The work of Dahn Vo (1975) also returns to consumer goods, in this case a simple cardboard box that once contained Evian water bottles. The artist collected a number of similar packages (cases of beer or water) which he carefully folded and sent to Thailand, where artisans meticulously covered the inscriptions and logo on the different sides of the box with gold leaf before sending them back to the artist. The discarded object was thus given new life in the form of a work reintroduced into economic circulation via the art market – a significant promotion compared to its prior existence, which is reminiscent of the ideas of karma and reincarnation that are precious in Buddhist tradition.
Like Urs Fischer, Franz West (1947-2012) has always played with the contrast between the sculpture’s outer appearance and the way in which we enter into physical contact with it. The artist pushes this reasoning to include the spectator in the process, at first developing works meant to be touched, manipulated, or moved. The famous chairs and sofas covered in coloured paper that were exhibited at Documenta in 1992 later gave rise to “utilitarian” sculptures, which could be sat on. The series Qwertz, installed in Rotterdam, transposes this process into a public space. According to West, its title has no particular meaning (it is the first letters of the old German typewriters), unlike Lindwurm (2000), which is the name for a “biped, wingless” dragon. Its name confers a particular status on this sculpture, rather rare in West’s production, which anchors it in the folklore and fantastic mythology of Central Europe. Its appearance is reminiscent of a low-cost artisanal manufacturing process – paper mache or plaster – while it is actually made of painted aluminium, a material whose shaping requires a highly complex production line.
In the work of Sterling Ruby (1972), the first impression is also one of great spontaneity and the use of a craft-like method. What is immediately striking in his imposing piece Headcleaner/ Headhunter (2009) is the contrast between the flashiness of the gilded bronze and the rough, multicoloured welds joining the different elements. The organic form evokes the neural connections in a cortex that has been eaten away from the inside. Ruby created a smaller variation on this sculpture, made of ceramic – one of his favourite materials – entitled Brass Ketamine User (2010), in other words, literally what happens to the brain of a ketamine user.

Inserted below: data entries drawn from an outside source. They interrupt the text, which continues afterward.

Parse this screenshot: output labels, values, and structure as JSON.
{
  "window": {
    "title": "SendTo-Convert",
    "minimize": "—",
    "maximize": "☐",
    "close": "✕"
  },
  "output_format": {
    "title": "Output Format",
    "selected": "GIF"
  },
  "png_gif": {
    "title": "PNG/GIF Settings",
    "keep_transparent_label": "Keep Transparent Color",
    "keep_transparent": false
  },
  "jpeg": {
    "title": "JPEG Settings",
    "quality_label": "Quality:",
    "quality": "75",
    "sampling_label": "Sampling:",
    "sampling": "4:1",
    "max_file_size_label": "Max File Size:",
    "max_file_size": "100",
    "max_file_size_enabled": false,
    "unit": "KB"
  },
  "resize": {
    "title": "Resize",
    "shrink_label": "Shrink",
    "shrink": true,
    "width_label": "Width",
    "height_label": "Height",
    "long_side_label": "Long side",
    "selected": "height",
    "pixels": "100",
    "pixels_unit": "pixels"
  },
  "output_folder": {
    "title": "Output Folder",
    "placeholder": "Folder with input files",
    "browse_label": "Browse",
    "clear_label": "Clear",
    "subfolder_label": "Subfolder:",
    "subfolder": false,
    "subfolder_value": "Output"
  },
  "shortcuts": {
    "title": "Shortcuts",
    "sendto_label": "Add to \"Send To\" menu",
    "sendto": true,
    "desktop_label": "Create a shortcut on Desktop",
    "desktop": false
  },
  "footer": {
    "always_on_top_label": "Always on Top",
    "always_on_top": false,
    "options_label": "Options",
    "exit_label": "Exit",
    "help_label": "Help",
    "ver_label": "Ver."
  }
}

In the early 2000s, gilded bronze became one of the favourite materials of Sherrie Levine (1947), until then known more for her diverting reappropriations of works by famous contemporary artists. False God (2007) belongs to a series of sculptures created based on strange objects, mostly found at flea markets or in antique stores. The work originated from a mould of the skeleton of a two-headed calf, an animal destined to an early death for whom Levine erected a sort of eternal monument. The title explicitly recalls the episode of the adoration of the golden calf in Exodus, which symbolizes idolatry. False God fits into the scope of Levine’s previous work, reappropriating famous works to interrogate the value of art objects and the cult surrounding market players.
Louise Bourgeois (1911-2010) experimented in sculpture with an impressive number of materials throughout her lifetime. Bronze occupied a significant, if not dominant, place among these materials. The representation of fragments or parts of the human body sometimes gave rise to variations on a particular theme, such as that of the ear, which we find in both her sculpted works and her drawings. Inner Ear (1962) is a historic piece. Although cast in bronze, it gives off an impression of fragility that is reinforced by the patina, which gives it the appearance of a malleable lead object.